Probably the best way to feed the supplement will be to purchase the natural vitamin E in capsules and add the vitamin to your horse's daily feed by piercing the capsules and squeezing the oil onto the horse's grain. There was a time when horseowners who wanted to feed additional vitamin E would buy gallons of wheat germ oil and add that to their horses' diets, but this isn't always successful. The oil, like any other oil, can go rancid rather quickly, at which point it is useless as well as unpalatable. It doesn't take long for the active vitamin E to disappear from wheat germ oil, and I wouldn't recommend it as a reliable source of vitamin E. Again, ask your vet - he may know of a source for small amounts of fresh wheat germ oil. Whatever kind of oil you are feeding, be sure that it is FRESH. Rancid oil, even slightly rancid oil, can really use up all of the vitamin E you're feeding the horse... under the circumstances, I'd be tempted to use small containers of cold-pressed oils.

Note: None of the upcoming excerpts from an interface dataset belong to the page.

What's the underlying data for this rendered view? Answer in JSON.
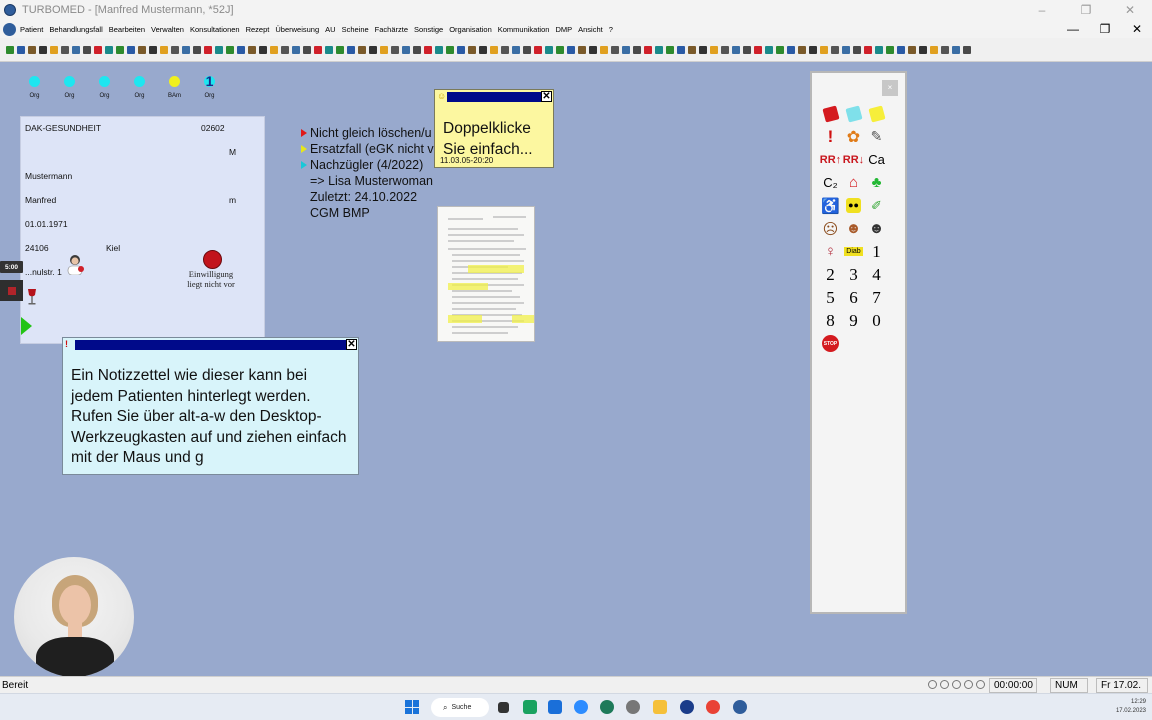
{
  "window": {
    "title": "TURBOMED - [Manfred Mustermann, *52J]",
    "controls": [
      "–",
      "❐",
      "✕"
    ],
    "mdi_controls": [
      "—",
      "❐",
      "✕"
    ]
  },
  "menu": [
    "Patient",
    "Behandlungsfall",
    "Bearbeiten",
    "Verwalten",
    "Konsultationen",
    "Rezept",
    "Überweisung",
    "AU",
    "Scheine",
    "Fachärzte",
    "Sonstige",
    "Organisation",
    "Kommunikation",
    "DMP",
    "Ansicht",
    "?"
  ],
  "status_dots": [
    {
      "label": "Org",
      "color": "#1ee6f0"
    },
    {
      "label": "Org",
      "color": "#1ee6f0"
    },
    {
      "label": "Org",
      "color": "#1ee6f0"
    },
    {
      "label": "Org",
      "color": "#1ee6f0"
    },
    {
      "label": "BAm",
      "color": "#f0f01e"
    },
    {
      "label": "Org",
      "color": "#1ee6f0",
      "glyph": "1"
    }
  ],
  "patient": {
    "insurance": "DAK-GESUNDHEIT",
    "insurance_no": "02602",
    "status": "M",
    "last_name": "Mustermann",
    "first_name": "Manfred",
    "gender": "m",
    "birthdate": "01.01.1971",
    "zip": "24106",
    "city": "Kiel",
    "street": "...nulstr. 1",
    "consent": "Einwilligung liegt nicht vor"
  },
  "side_timer": "5:00",
  "notes": [
    {
      "text": "Nicht gleich löschen/u",
      "marker": "#e01818"
    },
    {
      "text": "Ersatzfall (eGK nicht v",
      "marker": "#e6e61c"
    },
    {
      "text": "Nachzügler (4/2022)",
      "marker": "#18c8d8"
    },
    {
      "text": "=> Lisa Musterwoman",
      "marker": ""
    },
    {
      "text": "Zuletzt: 24.10.2022",
      "marker": ""
    },
    {
      "text": "CGM BMP",
      "marker": ""
    }
  ],
  "sticky_yellow": {
    "mark": "☺",
    "close": "✕",
    "text": "Doppelklicke Sie einfach...",
    "stamp": "11.03.05-20:20"
  },
  "sticky_blue": {
    "mark": "!",
    "close": "✕",
    "text": "Ein Notizzettel wie dieser kann bei jedem Patienten hinterlegt werden. Rufen Sie über alt-a-w den Desktop-Werkzeugkasten auf und ziehen einfach mit der Maus und g"
  },
  "toolbox": {
    "close": "×",
    "labels": {
      "rr_up": "RR↑",
      "rr_down": "RR↓",
      "ca": "Ca",
      "c2": "C₂",
      "diab": "Diab",
      "stop": "STOP"
    },
    "numbers": [
      "1",
      "2",
      "3",
      "4",
      "5",
      "6",
      "7",
      "8",
      "9",
      "0"
    ]
  },
  "statusbar": {
    "left": "Bereit",
    "timer": "00:00:00",
    "num": "NUM",
    "date": "Fr 17.02."
  },
  "taskbar": {
    "search": "Suche",
    "time": "12:29",
    "date": "17.02.2023"
  }
}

I think that you've had good advice so far, Kim. Vitamin E is what most of the top vets I know would probably be recommending! Find a good-quality natural (d-alpha) vitamin E supplement that is NOT part of a "Vitamin E and selenium" combination. You already know how important it is to increase your horse's vitamin E without putting him at risk of selenium toxicity. Talk with your vet about finding a good source for the natural vitamin - the natural version IS expensive, but you want to do what's best for your horse, and it's quite possible that your vet may know of a source where you can buy larger capsules in bulk. The small bottles of 400IU capsules sold to humans are likely to be quite costly, but even those will do if nothing else is available to you.

Feeding good-quality, natural "d-alpha" vitamin E won't be cheap, but heaven knows that EPM meds and spinal taps aren't cheap either, and you've already shown that you were willing to go that route. With your veterinarian's help, you should be able to get a significant and helpful amount of high-quality natural vitamin E into your horse. Keep monitoring his plasma vitamin E, so that you'll be able to match any clinical changes to the changes in his blood values. Keep me posted, please - and good luck!


Back to top.

Copyright © 1995-2017 by Jessica Jahiel, Holistic Horsemanship®.
All Rights Reserved. Holistic Horsemanship® is a Registered Trademark.

Materials from Jessica Jahiel's HORSE-SENSE, The Newsletter of Holistic Horsemanship® may be distributed and copied for personal, non-commercial use provided that all authorship and copyright information, including this notice, is retained. Materials may not be republished in any form without express permission of the author.

Jessica Jahiel's HORSE-SENSE is a free, subscriber-supported electronic Q&A email newsletter which deals with all aspects of horses, their management, riding, and training. For more information, please visit

Please visit Jessica Jahiel: Holistic Horsemanship® [] for more information on Jessica Jahiel's clinics, video lessons, phone consultations, books, articles, columns, and expert witness and litigation consultant services.